HOUSTON — Running back Tevin Coleman didn’t think all this would happen so fast.
Two years ago, the Tinley Park native and Oak Forest High School alum was preparing for the NFL Scouting Combine and hoping to find a good match to start his pro career.
On Sunday, he’ll try to help the Atlanta Falcons win a Super Bowl against the New England Patriots as a major weapon in the NFL’s highest-flying offense.
‘‘I did not expect this at all,’’ he said Monday at Minute Maid Park. ‘‘This is a great opportunity, and I’m going to enjoy it.’’
He has done that all season. In 13 regular-season games, Coleman had 118 carries for 520 yards. Only 10 running backs ran for more touchdowns than his eight, and each had more carries. With two exceptions, all had at least 100 more carries than he did.
‘‘He’s really fast,’’ center Alex Mack said. ‘‘He does a great job outrunning people. He’s a really dynamic running back who’s done some great things in the run game and also [catching] the ball.’’
Only seven running backs topped Coleman’s 421 receiving yards (on 31 catches) during the regular season. That might be more impressive than his home-run gallops, given that, like Bears running back Jordan Howard after him, he emerged from an Indiana offense that seldom threw to him.
In fact, Coleman said, it probably took a year for him to adjust to the Falcons’ offense, a fact that might leave Bears fans salivating about Howard’s possible second-year jump.
‘‘It was a lot when I came here, with the offense lining up out wide and things like that,’’ said Coleman, whom the Falcons selected in the third round of the 2015 draft. ‘‘It was just getting comfortable with lining up out wide.’’
Coleman and Howard never played on the Hoosiers together — Howard played only one season at Indiana after transferring from UAB in 2015 — but Coleman called him a ‘‘real good dude’’ who shared his quiet demeanor.
Like Howard, he talked about having to keep his body fresh.
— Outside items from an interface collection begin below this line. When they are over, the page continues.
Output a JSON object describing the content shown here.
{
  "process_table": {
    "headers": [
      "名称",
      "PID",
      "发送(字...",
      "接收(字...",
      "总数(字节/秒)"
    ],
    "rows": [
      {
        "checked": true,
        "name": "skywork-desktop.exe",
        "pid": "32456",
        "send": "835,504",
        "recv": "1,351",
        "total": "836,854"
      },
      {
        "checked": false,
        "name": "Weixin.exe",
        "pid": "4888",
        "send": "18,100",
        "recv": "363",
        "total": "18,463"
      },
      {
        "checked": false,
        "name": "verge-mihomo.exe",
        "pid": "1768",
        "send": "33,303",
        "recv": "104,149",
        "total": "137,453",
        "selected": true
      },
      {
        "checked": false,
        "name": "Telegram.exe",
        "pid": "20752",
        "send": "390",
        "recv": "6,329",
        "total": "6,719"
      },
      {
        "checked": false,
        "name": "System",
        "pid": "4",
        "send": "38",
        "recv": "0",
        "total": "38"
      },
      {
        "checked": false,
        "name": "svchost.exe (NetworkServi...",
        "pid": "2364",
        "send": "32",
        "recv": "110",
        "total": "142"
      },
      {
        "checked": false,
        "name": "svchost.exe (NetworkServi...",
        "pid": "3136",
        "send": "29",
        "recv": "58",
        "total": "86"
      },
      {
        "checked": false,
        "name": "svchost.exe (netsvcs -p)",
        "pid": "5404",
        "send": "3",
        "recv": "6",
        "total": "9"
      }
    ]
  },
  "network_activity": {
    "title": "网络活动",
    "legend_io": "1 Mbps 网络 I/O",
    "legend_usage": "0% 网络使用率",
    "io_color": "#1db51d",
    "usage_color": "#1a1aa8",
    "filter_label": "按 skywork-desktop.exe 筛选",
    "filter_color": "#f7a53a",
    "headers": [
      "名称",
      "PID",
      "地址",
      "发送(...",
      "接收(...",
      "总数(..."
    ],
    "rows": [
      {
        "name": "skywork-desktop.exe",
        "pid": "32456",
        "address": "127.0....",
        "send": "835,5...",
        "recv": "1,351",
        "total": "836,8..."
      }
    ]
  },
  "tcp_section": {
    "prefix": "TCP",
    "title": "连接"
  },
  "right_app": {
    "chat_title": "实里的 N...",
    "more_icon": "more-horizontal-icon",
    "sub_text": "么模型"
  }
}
He played in 12 games as rookie in 2015.
Coleman carries the sickle-cell trait and initially was hesitant to play this season in Denver because the blood disorder can result in complications in high altitude. But he caught four passes for 132 yards, including a 31-yard touchdown, in that game against the Broncos.
‘‘There’s a lot that goes into it — a lot,’’ Coleman said. ‘‘Last year I had a couple of muscle injuries, pulled muscles. It was knowing how to be a pro and learning how to take care of my body and things like that.’’
Because he did, the Falcons have what Coleman called the best one-two running back punch in the NFL. Devonta Freeman gained 1,079 yards on 227 carries in the regular season.
‘‘Keeping the other guy fresh is the main objective,’’ Coleman said. ‘‘Me and Devonta, we have a great bond, a great connection. So whoever’s in there, we’re going to make plays.’’
The harmony was broken for a bit when Freeman’s agent told NFL.com Monday that his client expects to be paid like an elite back — and soon. General manager Thomas Dimitroff said he spoke with Freeman, who said he was focused on the Super Bowl.
‘‘This is where he wants to be, and we’d like to have him here,’’ Dimitroff said.
That would mean more time for Freeman to pair with Coleman, who has two years left on his contract.
‘‘Devonta brings something to the table,’’ Coleman said. ‘‘I do, too.’’
Follow me on Twitter @patrickfinley.